**INSTRUCTIONS TO FOLLOW:** An exact copy of all entries is required.

**AVAILABLE DATA:**
------

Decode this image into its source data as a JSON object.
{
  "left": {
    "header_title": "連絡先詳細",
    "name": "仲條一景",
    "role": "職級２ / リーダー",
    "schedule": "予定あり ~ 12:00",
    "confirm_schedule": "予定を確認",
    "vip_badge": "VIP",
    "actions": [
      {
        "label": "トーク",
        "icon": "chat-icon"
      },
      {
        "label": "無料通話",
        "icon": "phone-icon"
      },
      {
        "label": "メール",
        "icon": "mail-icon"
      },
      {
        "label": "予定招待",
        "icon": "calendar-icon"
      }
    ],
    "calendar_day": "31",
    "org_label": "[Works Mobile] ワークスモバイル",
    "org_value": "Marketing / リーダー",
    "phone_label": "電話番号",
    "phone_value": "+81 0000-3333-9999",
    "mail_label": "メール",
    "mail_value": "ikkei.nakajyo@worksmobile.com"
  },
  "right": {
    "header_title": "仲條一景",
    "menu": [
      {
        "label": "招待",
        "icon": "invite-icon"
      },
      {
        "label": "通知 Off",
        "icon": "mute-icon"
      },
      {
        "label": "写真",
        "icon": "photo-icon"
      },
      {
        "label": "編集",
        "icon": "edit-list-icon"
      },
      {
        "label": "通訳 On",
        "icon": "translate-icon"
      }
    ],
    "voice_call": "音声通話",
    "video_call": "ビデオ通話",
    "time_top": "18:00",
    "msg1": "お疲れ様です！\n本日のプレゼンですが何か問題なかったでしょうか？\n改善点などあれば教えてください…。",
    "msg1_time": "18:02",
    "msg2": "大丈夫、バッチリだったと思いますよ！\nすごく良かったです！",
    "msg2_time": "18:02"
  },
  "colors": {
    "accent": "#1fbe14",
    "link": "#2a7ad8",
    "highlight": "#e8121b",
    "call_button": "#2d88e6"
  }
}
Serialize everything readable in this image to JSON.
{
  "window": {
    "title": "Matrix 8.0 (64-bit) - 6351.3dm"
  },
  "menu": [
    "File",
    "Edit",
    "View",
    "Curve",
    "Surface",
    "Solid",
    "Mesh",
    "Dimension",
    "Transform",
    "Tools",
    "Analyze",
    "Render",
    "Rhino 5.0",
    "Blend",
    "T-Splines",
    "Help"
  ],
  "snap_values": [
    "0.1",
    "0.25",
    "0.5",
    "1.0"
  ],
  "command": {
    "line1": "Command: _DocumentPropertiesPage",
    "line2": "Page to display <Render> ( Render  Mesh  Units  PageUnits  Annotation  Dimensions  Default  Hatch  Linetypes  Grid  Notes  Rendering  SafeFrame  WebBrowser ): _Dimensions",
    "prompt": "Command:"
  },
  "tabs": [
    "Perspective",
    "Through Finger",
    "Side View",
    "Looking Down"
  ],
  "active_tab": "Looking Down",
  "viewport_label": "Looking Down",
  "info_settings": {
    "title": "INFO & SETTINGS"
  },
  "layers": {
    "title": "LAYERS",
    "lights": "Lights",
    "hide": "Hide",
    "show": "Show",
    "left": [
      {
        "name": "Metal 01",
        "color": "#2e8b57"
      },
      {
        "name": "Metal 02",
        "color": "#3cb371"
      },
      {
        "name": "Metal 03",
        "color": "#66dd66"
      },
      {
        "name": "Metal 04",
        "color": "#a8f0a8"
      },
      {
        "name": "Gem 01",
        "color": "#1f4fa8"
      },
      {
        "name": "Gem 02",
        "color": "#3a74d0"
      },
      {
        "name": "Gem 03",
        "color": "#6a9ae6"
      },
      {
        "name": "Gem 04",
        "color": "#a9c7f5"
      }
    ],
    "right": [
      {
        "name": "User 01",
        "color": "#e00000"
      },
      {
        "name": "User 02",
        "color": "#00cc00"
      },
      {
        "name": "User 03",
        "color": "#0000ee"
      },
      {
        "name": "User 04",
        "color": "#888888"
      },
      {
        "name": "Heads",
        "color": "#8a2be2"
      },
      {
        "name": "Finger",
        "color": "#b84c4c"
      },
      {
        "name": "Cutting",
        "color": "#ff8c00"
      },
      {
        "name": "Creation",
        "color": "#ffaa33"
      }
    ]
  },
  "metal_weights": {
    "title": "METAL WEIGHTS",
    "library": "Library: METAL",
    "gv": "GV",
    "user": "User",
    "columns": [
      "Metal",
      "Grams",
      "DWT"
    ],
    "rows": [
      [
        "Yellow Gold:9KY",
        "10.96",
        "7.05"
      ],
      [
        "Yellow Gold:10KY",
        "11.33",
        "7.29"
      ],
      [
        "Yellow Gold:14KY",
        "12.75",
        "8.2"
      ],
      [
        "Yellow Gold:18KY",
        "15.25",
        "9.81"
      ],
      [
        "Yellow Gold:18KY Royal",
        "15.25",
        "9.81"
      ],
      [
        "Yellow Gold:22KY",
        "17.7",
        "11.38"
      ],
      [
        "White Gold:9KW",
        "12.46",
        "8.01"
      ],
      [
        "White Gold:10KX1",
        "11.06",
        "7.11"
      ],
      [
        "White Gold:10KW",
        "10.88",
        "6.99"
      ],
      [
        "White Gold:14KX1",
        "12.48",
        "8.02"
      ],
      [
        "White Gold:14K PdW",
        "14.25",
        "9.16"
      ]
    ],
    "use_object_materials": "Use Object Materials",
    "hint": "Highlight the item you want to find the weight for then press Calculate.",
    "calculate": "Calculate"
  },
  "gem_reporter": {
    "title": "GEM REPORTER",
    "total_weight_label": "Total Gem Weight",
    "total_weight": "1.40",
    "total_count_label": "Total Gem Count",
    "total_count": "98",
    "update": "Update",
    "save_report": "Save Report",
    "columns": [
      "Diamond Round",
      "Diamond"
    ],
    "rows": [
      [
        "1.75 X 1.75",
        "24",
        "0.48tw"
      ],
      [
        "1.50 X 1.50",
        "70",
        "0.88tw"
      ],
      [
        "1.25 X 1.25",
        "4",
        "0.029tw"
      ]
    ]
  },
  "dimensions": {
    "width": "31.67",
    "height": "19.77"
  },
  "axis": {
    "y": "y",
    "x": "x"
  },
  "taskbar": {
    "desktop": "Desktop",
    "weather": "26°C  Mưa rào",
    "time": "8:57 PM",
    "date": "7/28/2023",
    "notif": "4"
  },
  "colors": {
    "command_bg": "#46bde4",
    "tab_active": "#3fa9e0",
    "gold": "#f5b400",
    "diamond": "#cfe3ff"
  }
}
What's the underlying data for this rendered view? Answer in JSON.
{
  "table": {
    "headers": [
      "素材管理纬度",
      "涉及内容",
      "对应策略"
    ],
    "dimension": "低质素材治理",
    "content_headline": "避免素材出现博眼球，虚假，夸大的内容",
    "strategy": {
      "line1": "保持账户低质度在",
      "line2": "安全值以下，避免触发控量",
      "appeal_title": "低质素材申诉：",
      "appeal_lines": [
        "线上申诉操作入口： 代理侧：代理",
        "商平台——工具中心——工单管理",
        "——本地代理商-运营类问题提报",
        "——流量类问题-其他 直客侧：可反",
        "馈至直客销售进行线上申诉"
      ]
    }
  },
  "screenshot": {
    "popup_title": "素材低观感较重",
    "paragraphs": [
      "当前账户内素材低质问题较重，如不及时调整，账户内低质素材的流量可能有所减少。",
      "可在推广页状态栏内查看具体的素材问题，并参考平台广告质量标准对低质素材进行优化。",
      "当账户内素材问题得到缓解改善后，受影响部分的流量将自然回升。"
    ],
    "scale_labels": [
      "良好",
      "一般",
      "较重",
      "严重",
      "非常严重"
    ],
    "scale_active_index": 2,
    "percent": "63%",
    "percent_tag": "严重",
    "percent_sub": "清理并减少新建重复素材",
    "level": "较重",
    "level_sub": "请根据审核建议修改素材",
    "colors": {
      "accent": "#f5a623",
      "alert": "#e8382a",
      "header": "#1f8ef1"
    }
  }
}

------

**WRITTEN SOLUTION:**
Decode this image into its source data as a JSON object.
{
  "left": {
    "header_title": "連絡先詳細",
    "name": "仲條一景",
    "role": "職級２ / リーダー",
    "schedule": "予定あり ~ 12:00",
    "confirm_schedule": "予定を確認",
    "vip_badge": "VIP",
    "actions": [
      {
        "label": "トーク",
        "icon": "chat-icon"
      },
      {
        "label": "無料通話",
        "icon": "phone-icon"
      },
      {
        "label": "メール",
        "icon": "mail-icon"
      },
      {
        "label": "予定招待",
        "icon": "calendar-icon"
      }
    ],
    "calendar_day": "31",
    "org_label": "[Works Mobile] ワークスモバイル",
    "org_value": "Marketing / リーダー",
    "phone_label": "電話番号",
    "phone_value": "+81 0000-3333-9999",
    "mail_label": "メール",
    "mail_value": "ikkei.nakajyo@worksmobile.com"
  },
  "right": {
    "header_title": "仲條一景",
    "menu": [
      {
        "label": "招待",
        "icon": "invite-icon"
      },
      {
        "label": "通知 Off",
        "icon": "mute-icon"
      },
      {
        "label": "写真",
        "icon": "photo-icon"
      },
      {
        "label": "編集",
        "icon": "edit-list-icon"
      },
      {
        "label": "通訳 On",
        "icon": "translate-icon"
      }
    ],
    "voice_call": "音声通話",
    "video_call": "ビデオ通話",
    "time_top": "18:00",
    "msg1": "お疲れ様です！\n本日のプレゼンですが何か問題なかったでしょうか？\n改善点などあれば教えてください…。",
    "msg1_time": "18:02",
    "msg2": "大丈夫、バッチリだったと思いますよ！\nすごく良かったです！",
    "msg2_time": "18:02"
  },
  "colors": {
    "accent": "#1fbe14",
    "link": "#2a7ad8",
    "highlight": "#e8121b",
    "call_button": "#2d88e6"
  }
}
Serialize everything readable in this image to JSON.
{
  "window": {
    "title": "Matrix 8.0 (64-bit) - 6351.3dm"
  },
  "menu": [
    "File",
    "Edit",
    "View",
    "Curve",
    "Surface",
    "Solid",
    "Mesh",
    "Dimension",
    "Transform",
    "Tools",
    "Analyze",
    "Render",
    "Rhino 5.0",
    "Blend",
    "T-Splines",
    "Help"
  ],
  "snap_values": [
    "0.1",
    "0.25",
    "0.5",
    "1.0"
  ],
  "command": {
    "line1": "Command: _DocumentPropertiesPage",
    "line2": "Page to display <Render> ( Render  Mesh  Units  PageUnits  Annotation  Dimensions  Default  Hatch  Linetypes  Grid  Notes  Rendering  SafeFrame  WebBrowser ): _Dimensions",
    "prompt": "Command:"
  },
  "tabs": [
    "Perspective",
    "Through Finger",
    "Side View",
    "Looking Down"
  ],
  "active_tab": "Looking Down",
  "viewport_label": "Looking Down",
  "info_settings": {
    "title": "INFO & SETTINGS"
  },
  "layers": {
    "title": "LAYERS",
    "lights": "Lights",
    "hide": "Hide",
    "show": "Show",
    "left": [
      {
        "name": "Metal 01",
        "color": "#2e8b57"
      },
      {
        "name": "Metal 02",
        "color": "#3cb371"
      },
      {
        "name": "Metal 03",
        "color": "#66dd66"
      },
      {
        "name": "Metal 04",
        "color": "#a8f0a8"
      },
      {
        "name": "Gem 01",
        "color": "#1f4fa8"
      },
      {
        "name": "Gem 02",
        "color": "#3a74d0"
      },
      {
        "name": "Gem 03",
        "color": "#6a9ae6"
      },
      {
        "name": "Gem 04",
        "color": "#a9c7f5"
      }
    ],
    "right": [
      {
        "name": "User 01",
        "color": "#e00000"
      },
      {
        "name": "User 02",
        "color": "#00cc00"
      },
      {
        "name": "User 03",
        "color": "#0000ee"
      },
      {
        "name": "User 04",
        "color": "#888888"
      },
      {
        "name": "Heads",
        "color": "#8a2be2"
      },
      {
        "name": "Finger",
        "color": "#b84c4c"
      },
      {
        "name": "Cutting",
        "color": "#ff8c00"
      },
      {
        "name": "Creation",
        "color": "#ffaa33"
      }
    ]
  },
  "metal_weights": {
    "title": "METAL WEIGHTS",
    "library": "Library: METAL",
    "gv": "GV",
    "user": "User",
    "columns": [
      "Metal",
      "Grams",
      "DWT"
    ],
    "rows": [
      [
        "Yellow Gold:9KY",
        "10.96",
        "7.05"
      ],
      [
        "Yellow Gold:10KY",
        "11.33",
        "7.29"
      ],
      [
        "Yellow Gold:14KY",
        "12.75",
        "8.2"
      ],
      [
        "Yellow Gold:18KY",
        "15.25",
        "9.81"
      ],
      [
        "Yellow Gold:18KY Royal",
        "15.25",
        "9.81"
      ],
      [
        "Yellow Gold:22KY",
        "17.7",
        "11.38"
      ],
      [
        "White Gold:9KW",
        "12.46",
        "8.01"
      ],
      [
        "White Gold:10KX1",
        "11.06",
        "7.11"
      ],
      [
        "White Gold:10KW",
        "10.88",
        "6.99"
      ],
      [
        "White Gold:14KX1",
        "12.48",
        "8.02"
      ],
      [
        "White Gold:14K PdW",
        "14.25",
        "9.16"
      ]
    ],
    "use_object_materials": "Use Object Materials",
    "hint": "Highlight the item you want to find the weight for then press Calculate.",
    "calculate": "Calculate"
  },
  "gem_reporter": {
    "title": "GEM REPORTER",
    "total_weight_label": "Total Gem Weight",
    "total_weight": "1.40",
    "total_count_label": "Total Gem Count",
    "total_count": "98",
    "update": "Update",
    "save_report": "Save Report",
    "columns": [
      "Diamond Round",
      "Diamond"
    ],
    "rows": [
      [
        "1.75 X 1.75",
        "24",
        "0.48tw"
      ],
      [
        "1.50 X 1.50",
        "70",
        "0.88tw"
      ],
      [
        "1.25 X 1.25",
        "4",
        "0.029tw"
      ]
    ]
  },
  "dimensions": {
    "width": "31.67",
    "height": "19.77"
  },
  "axis": {
    "y": "y",
    "x": "x"
  },
  "taskbar": {
    "desktop": "Desktop",
    "weather": "26°C  Mưa rào",
    "time": "8:57 PM",
    "date": "7/28/2023",
    "notif": "4"
  },
  "colors": {
    "command_bg": "#46bde4",
    "tab_active": "#3fa9e0",
    "gold": "#f5b400",
    "diamond": "#cfe3ff"
  }
}
What's the underlying data for this rendered view? Answer in JSON.
{
  "table": {
    "headers": [
      "素材管理纬度",
      "涉及内容",
      "对应策略"
    ],
    "dimension": "低质素材治理",
    "content_headline": "避免素材出现博眼球，虚假，夸大的内容",
    "strategy": {
      "line1": "保持账户低质度在",
      "line2": "安全值以下，避免触发控量",
      "appeal_title": "低质素材申诉：",
      "appeal_lines": [
        "线上申诉操作入口： 代理侧：代理",
        "商平台——工具中心——工单管理",
        "——本地代理商-运营类问题提报",
        "——流量类问题-其他 直客侧：可反",
        "馈至直客销售进行线上申诉"
      ]
    }
  },
  "screenshot": {
    "popup_title": "素材低观感较重",
    "paragraphs": [
      "当前账户内素材低质问题较重，如不及时调整，账户内低质素材的流量可能有所减少。",
      "可在推广页状态栏内查看具体的素材问题，并参考平台广告质量标准对低质素材进行优化。",
      "当账户内素材问题得到缓解改善后，受影响部分的流量将自然回升。"
    ],
    "scale_labels": [
      "良好",
      "一般",
      "较重",
      "严重",
      "非常严重"
    ],
    "scale_active_index": 2,
    "percent": "63%",
    "percent_tag": "严重",
    "percent_sub": "清理并减少新建重复素材",
    "level": "较重",
    "level_sub": "请根据审核建议修改素材",
    "colors": {
      "accent": "#f5a623",
      "alert": "#e8382a",
      "header": "#1f8ef1"
    }
  }
}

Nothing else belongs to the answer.